Morpeth Business Association is lobbying council to apply for State Government funding for a bold four-stage plan to make greater use of the village's picturesque river frontage.
The planned walking and cycling path, when complete, would run from Queen's Wharf, under the historic Morpeth Bridge to the old train station in Robert Street, a distance of "close to a kilometre".
The business association is keen to take advantage of the State Government's Streets as Shared Spaces funding initiative which "encourages councils to apply for temporary activation projects to deliver short-term improvements to your local streets, paths or public spaces".
"We're shovel ready and this certainly appears to fit the criteria," said Morpeth businessman Trevor Richards.
"We estimate the first stage - from Illalaung Park next to Morpeth Bridge, under the bridge and up to Robert Street - which is a distance of maybe 250 metres, would cost about $150,000. That's not a lot to get this thing started."
The second stage would be to renovate the old train station in Robert Street and make it into an historic museum.
According to Mr Richards, some of the famous old businesses that started in Morpeth including Arnott's, Brambles and Soul Pattinson, have been approached and are keen to supply memorabilia for the museum. The building is State Government owned and used mainly for storage.
Stage three would be to extend the pathway to Queen's Wharf, and the final stage would be to plant native trees, and put artworks and historic facts about Morpeth and its indigenous story, as well as seating and rest spots along the way.
"The thing is it's just so beautiful along there," Mr Richards said. "The locals are aware of it, we walk along there all the time.

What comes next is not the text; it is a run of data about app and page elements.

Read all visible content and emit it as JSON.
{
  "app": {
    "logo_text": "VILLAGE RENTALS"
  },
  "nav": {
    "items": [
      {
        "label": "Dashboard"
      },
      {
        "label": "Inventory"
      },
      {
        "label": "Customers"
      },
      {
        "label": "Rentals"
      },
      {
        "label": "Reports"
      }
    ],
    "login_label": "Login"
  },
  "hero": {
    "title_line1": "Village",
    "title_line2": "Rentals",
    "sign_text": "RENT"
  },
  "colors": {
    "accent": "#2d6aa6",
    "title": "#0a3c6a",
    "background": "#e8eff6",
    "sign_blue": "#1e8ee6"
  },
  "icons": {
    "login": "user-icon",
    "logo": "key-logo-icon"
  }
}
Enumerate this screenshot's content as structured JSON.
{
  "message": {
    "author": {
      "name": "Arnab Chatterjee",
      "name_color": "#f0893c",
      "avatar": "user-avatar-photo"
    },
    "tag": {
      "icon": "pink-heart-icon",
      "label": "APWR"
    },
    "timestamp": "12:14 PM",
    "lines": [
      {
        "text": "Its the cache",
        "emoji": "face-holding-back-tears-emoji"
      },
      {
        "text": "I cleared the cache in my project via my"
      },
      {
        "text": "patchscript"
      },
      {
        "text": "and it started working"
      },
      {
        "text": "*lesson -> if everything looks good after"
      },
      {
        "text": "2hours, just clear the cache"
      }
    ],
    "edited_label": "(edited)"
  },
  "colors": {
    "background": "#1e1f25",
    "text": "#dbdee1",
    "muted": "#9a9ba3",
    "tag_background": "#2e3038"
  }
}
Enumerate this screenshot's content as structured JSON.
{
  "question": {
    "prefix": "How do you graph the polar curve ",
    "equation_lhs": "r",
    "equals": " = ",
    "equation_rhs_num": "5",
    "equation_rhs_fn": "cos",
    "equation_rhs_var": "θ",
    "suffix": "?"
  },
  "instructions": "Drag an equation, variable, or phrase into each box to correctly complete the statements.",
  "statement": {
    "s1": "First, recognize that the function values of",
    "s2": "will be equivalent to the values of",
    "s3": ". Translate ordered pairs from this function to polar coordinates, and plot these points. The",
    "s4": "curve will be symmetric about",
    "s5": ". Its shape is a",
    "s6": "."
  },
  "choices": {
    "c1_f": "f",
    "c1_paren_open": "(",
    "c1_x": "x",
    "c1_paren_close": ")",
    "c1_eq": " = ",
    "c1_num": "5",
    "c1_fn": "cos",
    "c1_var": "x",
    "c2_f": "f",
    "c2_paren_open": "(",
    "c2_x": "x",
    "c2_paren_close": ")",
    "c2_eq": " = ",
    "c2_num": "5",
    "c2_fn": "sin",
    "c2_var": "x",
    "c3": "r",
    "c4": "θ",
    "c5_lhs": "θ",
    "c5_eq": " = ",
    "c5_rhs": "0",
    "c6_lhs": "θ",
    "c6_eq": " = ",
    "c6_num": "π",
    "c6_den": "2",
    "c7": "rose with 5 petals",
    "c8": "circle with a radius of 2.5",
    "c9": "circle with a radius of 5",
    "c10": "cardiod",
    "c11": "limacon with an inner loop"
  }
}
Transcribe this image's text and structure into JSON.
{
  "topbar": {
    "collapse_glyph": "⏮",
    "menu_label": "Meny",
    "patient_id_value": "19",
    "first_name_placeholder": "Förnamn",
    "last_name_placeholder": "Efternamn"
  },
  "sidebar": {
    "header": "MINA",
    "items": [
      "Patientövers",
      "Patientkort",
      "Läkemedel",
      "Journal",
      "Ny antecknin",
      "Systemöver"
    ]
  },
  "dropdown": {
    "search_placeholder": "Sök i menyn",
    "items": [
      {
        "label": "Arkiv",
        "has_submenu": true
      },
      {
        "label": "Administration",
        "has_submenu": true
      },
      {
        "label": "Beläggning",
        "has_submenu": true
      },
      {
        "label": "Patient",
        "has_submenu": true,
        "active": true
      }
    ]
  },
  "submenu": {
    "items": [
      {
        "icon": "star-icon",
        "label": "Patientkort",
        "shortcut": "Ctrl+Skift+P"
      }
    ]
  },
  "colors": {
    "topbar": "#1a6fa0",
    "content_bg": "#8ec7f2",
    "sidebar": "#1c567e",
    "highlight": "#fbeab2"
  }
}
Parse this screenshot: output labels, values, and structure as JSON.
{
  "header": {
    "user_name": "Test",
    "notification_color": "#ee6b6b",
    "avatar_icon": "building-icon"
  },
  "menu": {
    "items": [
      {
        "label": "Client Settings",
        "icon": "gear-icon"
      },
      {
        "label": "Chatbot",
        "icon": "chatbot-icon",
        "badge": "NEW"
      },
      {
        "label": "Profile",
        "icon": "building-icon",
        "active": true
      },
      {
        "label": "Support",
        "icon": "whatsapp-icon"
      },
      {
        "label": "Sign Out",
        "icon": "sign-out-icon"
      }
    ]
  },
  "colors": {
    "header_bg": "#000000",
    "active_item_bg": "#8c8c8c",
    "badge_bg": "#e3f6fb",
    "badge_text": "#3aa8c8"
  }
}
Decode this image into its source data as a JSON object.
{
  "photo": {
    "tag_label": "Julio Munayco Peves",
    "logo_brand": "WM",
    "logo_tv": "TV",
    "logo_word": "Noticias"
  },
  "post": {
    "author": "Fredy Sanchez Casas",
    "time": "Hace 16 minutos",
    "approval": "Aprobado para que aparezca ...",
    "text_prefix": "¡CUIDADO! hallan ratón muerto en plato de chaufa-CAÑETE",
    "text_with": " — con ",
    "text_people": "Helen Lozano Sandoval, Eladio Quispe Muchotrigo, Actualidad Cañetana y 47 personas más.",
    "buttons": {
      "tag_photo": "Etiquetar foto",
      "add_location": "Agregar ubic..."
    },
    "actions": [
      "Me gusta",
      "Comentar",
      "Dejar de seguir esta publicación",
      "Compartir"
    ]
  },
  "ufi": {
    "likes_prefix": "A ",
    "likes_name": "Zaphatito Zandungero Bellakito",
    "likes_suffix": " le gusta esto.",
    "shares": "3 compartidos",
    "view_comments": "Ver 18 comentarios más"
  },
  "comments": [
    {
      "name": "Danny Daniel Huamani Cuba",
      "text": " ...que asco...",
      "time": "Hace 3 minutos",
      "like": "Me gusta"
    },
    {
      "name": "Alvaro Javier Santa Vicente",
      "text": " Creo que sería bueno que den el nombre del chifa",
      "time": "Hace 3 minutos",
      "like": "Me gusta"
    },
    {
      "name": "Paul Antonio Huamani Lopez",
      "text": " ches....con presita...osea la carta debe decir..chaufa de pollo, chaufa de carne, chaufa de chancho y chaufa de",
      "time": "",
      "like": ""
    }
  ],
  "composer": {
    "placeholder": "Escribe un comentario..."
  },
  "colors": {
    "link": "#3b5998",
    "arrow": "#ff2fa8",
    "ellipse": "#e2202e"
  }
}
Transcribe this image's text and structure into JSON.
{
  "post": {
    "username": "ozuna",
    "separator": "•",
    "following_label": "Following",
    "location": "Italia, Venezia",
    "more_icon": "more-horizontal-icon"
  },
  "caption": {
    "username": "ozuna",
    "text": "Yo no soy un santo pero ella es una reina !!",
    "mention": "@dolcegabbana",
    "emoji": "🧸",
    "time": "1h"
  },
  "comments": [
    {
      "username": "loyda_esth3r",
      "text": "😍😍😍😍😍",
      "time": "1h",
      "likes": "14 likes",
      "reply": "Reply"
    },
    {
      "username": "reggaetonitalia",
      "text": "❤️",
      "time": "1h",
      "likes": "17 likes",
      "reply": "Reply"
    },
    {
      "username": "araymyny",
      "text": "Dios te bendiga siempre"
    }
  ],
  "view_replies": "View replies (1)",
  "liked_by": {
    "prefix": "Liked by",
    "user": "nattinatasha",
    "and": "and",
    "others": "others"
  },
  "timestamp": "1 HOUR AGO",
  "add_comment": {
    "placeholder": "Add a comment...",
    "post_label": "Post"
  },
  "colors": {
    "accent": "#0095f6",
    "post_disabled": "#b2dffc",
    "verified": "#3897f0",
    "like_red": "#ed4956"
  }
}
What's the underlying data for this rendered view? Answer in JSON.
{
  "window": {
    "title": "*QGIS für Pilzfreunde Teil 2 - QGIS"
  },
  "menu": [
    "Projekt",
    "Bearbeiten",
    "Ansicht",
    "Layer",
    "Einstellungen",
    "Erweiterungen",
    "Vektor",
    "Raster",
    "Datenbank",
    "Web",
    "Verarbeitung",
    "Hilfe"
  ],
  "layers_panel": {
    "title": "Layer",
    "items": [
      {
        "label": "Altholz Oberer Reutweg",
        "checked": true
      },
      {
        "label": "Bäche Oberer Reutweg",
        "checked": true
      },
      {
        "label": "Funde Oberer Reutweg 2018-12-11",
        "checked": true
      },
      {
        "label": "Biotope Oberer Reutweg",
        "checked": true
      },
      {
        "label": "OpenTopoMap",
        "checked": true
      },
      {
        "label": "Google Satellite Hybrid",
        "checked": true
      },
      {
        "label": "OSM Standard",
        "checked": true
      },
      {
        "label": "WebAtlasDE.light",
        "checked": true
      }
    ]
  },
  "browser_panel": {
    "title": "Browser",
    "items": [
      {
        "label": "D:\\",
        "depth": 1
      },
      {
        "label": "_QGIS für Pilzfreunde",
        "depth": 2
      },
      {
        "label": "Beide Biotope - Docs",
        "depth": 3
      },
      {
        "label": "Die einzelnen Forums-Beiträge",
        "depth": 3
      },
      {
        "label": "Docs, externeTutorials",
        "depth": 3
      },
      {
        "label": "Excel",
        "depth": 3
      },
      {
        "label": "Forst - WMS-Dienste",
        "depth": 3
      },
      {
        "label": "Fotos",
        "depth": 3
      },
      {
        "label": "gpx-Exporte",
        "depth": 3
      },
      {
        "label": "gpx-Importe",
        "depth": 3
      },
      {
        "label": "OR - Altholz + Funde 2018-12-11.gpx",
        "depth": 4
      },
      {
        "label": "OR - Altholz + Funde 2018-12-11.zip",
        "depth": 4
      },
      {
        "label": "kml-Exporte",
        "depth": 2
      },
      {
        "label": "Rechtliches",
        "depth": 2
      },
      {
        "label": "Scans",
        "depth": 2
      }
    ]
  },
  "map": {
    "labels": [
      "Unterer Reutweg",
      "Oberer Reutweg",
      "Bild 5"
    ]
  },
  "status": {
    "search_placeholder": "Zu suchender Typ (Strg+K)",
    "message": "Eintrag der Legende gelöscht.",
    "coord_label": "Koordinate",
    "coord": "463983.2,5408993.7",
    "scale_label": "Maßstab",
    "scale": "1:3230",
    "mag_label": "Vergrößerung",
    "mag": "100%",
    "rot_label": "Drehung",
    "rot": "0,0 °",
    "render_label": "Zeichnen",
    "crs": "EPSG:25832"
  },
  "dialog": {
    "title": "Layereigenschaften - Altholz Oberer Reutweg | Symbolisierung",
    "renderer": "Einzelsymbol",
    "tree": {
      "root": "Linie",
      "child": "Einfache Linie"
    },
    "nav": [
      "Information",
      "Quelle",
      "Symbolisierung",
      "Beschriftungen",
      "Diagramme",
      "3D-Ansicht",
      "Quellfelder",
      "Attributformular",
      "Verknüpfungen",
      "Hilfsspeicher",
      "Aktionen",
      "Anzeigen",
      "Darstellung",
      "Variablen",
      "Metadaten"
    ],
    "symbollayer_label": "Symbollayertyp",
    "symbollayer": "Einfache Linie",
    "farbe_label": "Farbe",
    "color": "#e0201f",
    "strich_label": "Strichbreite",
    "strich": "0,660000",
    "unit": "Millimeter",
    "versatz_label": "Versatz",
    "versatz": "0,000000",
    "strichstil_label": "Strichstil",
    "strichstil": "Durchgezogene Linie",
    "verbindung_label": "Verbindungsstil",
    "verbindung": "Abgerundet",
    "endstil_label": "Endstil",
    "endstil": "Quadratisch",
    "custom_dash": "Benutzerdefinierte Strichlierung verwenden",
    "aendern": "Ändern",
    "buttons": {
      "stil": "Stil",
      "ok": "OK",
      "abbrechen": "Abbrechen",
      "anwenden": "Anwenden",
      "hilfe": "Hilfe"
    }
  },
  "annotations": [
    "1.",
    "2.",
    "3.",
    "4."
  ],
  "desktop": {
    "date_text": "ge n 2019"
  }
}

"We've brought two of our north ward councillors out, Mitchell Griffin and Robert Aitchison, and they both seemed impressed with our plan and the sheer beauty of the area."
While some of the land is council owned, some of the land in stage three which is the extension of the path to Queen's Wharf, is privately owned.
"But I know the owner of much of it and he's supportive of the plan and is happy to work with council, so I think we can do this," Mr Richards said.
In the meantime Mr Richards has written to council General Manager David Evans and Council's Executive Manager Vibrant City Rachel MacLucas urging them to support the plan.
"It would be the jewel in the crown," he said.
"The bridge is a tourist attraction in its own right - Ford's car ads on television include footage of Morpeth Bridge for goodness sake - so a walk under it would be wonderful.
"The soil along the river is rich and fertile from flooding and trees down there grow like rockets.
"If we planted natives, things like rosewood and red cedar, they would shoot up in no time and it would be magnificent.
"On top of that much of the land is already clear because we walk down there. There are so many things in its favour.
"And best of all, from council's point of view it's not their money - it's State Government money.
"Every weekend we get dozens and dozens of cyclists riding to Morpeth.
"We think it we get this done it could be the first step in council's long term plan to extend a cycle path all the way from Walka Water Works to Morpeth which would be a great way of taking advantage of the river.
"This would make that one step closer to reality."